Posted in Therapy

Ten Concerns that Can be Addressed in Therapy with Children

From what I’ve seen, the stigma associated with mental health therapy is still present, but getting better.  In my opinion, most people could benefit from therapy at some point in their lives.  Therapy seems to often be associated with scary diagnoses, but that’s not always the case.  A lot of times, therapy is just another tool to help someone get through an adjustment or overcome some bad habits (and develop good habits instead).  Because of the stigma, some parents may be fearful of seeking out therapy.

One fear is that their child will get some severe diagnosis that will “follow them” for the rest of their lives.  Most of the time, that’s not the case.  Most children aren’t going to get a diagnosis of Conduct Disorder!  Most children that I see don’t meet the criteria for such a diagnosis, but can still benefit from therapy (both individual and family).  So how do you know if your child can benefit from therapy?  Everyday Health created a list of signs that your child might need therapy, including constant anger and overreacting to situations and persistent worry or anxiety (you can read the full article here).There are some very severe symptoms/signs on that list and a lot of those are going to be exhibited by older children.

There are some very severe symptoms/signs on that list, but your child doesn’t need to be exhibiting the most severe of symptoms to benefit from therapy.  Below I’ve created a list of 10 things that can be addressed in therapy (these are ten common concerns – therapy can help with so much more!).  I typically will provide individual therapy for kiddos starting at age 3 or 4, depending on development.  Family therapy can benefit kiddos of any age and usually focuses on different parenting interventions that can be used to change behavior.

By the way, I’ve met with parents who dislike the term “family therapy,” because they believe it implies that there is a “problem” with the family – that isn’t the case!  Family therapy is labeled such simply because there are family members in the session!  Family therapy is a great place for parents to learn new tools they can use with their child(ren).

Ten concerns that can be addressed in therapy with children:

  • Defiance/Not following directions (this can affect so many areas of life – homework, chores, hygiene, etc.)
  • Aggression – whether towards parents, teachers, siblings, or peers
  • Tantrums
  • Worry/Anxiety (including specific fears of objects and separation from caregivers)
  • Bedtime/sleep issues (not wanting to go to bed and/or not staying asleep)
  • Potty training concerns
  • Social interaction concerns (fighting with others, not making friends, not sharing, etc.)
  • Lying/Stealing
  • Struggling to sit still and/or focus
  • Picky eaters

This is definitely not an exhaustive list.  Therapy can help with any behavior that you want to see get better!

Posted in Therapy

Rewards to Use With Children During Therapy Sessions

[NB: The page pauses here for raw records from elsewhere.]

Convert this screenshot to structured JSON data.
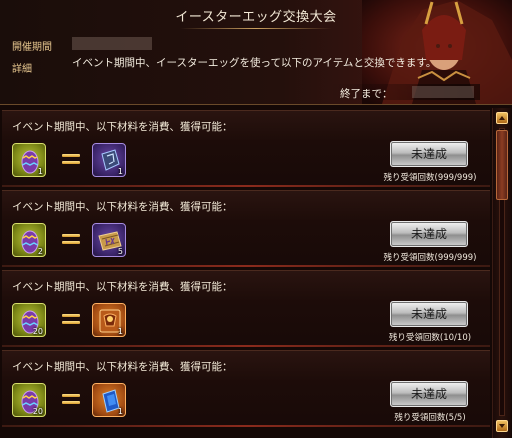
{
  "header": {
    "title": "イースターエッグ交換大会",
    "period_label": "開催期間",
    "detail_label": "詳細",
    "detail_text": "イベント期間中、イースターエッグを使って以下のアイテムと交換できます。",
    "end_label": "終了まで："
  },
  "exchanges": [
    {
      "title": "イベント期間中、以下材料を消費、獲得可能：",
      "cost_icon": "purple-easter-egg-icon",
      "cost_qty": "1",
      "reward_icon": "rune-stone-icon",
      "reward_qty": "1",
      "button_label": "未達成",
      "remaining": "残り受領回数(999/999)"
    },
    {
      "title": "イベント期間中、以下材料を消費、獲得可能：",
      "cost_icon": "purple-easter-egg-icon",
      "cost_qty": "2",
      "reward_icon": "exp-scroll-icon",
      "reward_qty": "5",
      "button_label": "未達成",
      "remaining": "残り受領回数(999/999)"
    },
    {
      "title": "イベント期間中、以下材料を消費、獲得可能：",
      "cost_icon": "purple-easter-egg-icon",
      "cost_qty": "20",
      "reward_icon": "hero-card-icon",
      "reward_qty": "1",
      "button_label": "未達成",
      "remaining": "残り受領回数(10/10)"
    },
    {
      "title": "イベント期間中、以下材料を消費、獲得可能：",
      "cost_icon": "purple-easter-egg-icon",
      "cost_qty": "20",
      "reward_icon": "blue-crystal-card-icon",
      "reward_qty": "1",
      "button_label": "未達成",
      "remaining": "残り受領回数(5/5)"
    }
  ],
  "scrollbar": {
    "up_icon": "arrow-up-icon",
    "down_icon": "arrow-down-icon"
  },
  "colors": {
    "background": "#140806",
    "label_gold": "#e8c890",
    "button_silver": "#cfcfcf"
  }
}
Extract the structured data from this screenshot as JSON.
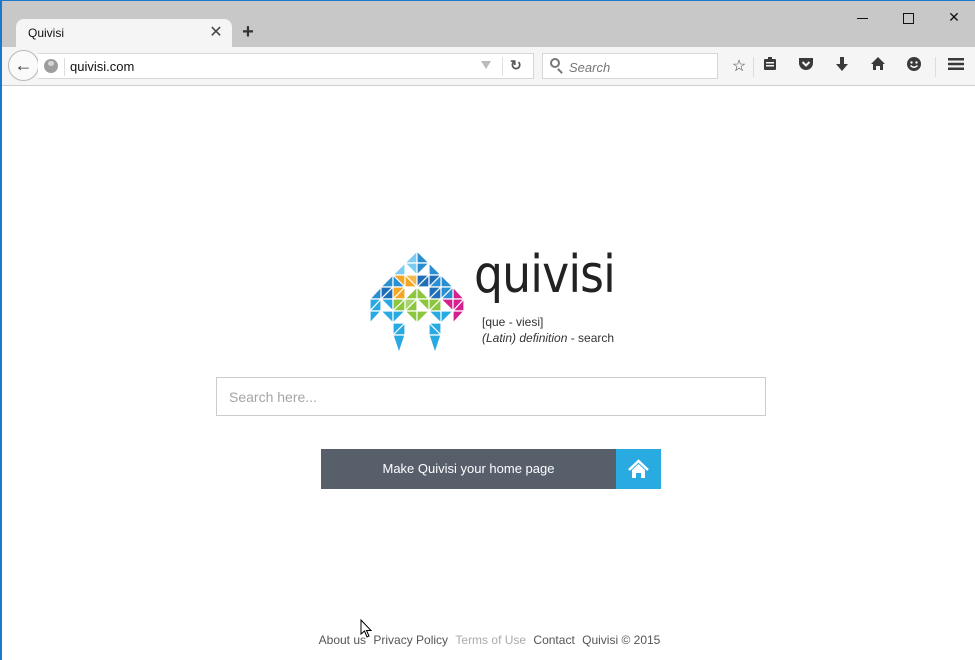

I’ve learned that therapy sessions with some children go much, much better when you can offer some sort of incentive.  The trick is to make sure you have specific expectations for earning the prize, not just if a child has “been good.”  The expectation might be no tantrums during the session, that they will answer all questions, or that they will participate in a practice.  Here are some ideas for rewards you can use with children during therapy sessions.

  • I’ve known some therapists who have a “treasure box” or “prize box” for children to pick items out of.  The Dollar Store, Target’s Dollar Spot, or the party favor aisle of the store are great places to get cheap items to offer as rewards.
  • Stickers
  • Computer game for 5-10 minutes at the end of session (Nick Jr. website is a great site for appropriate games for younger children)
  • An APPROPRIATE youtube video (I once worked with a 4-year-old who watched “Let it Go” from Frozen EVERY SINGLE SESSION).
  • A preferred game with you at the end of session

Don’t forget how powerful praise can be.  Most of the time you do not need to offer a reward if you keep the frequency of praise high!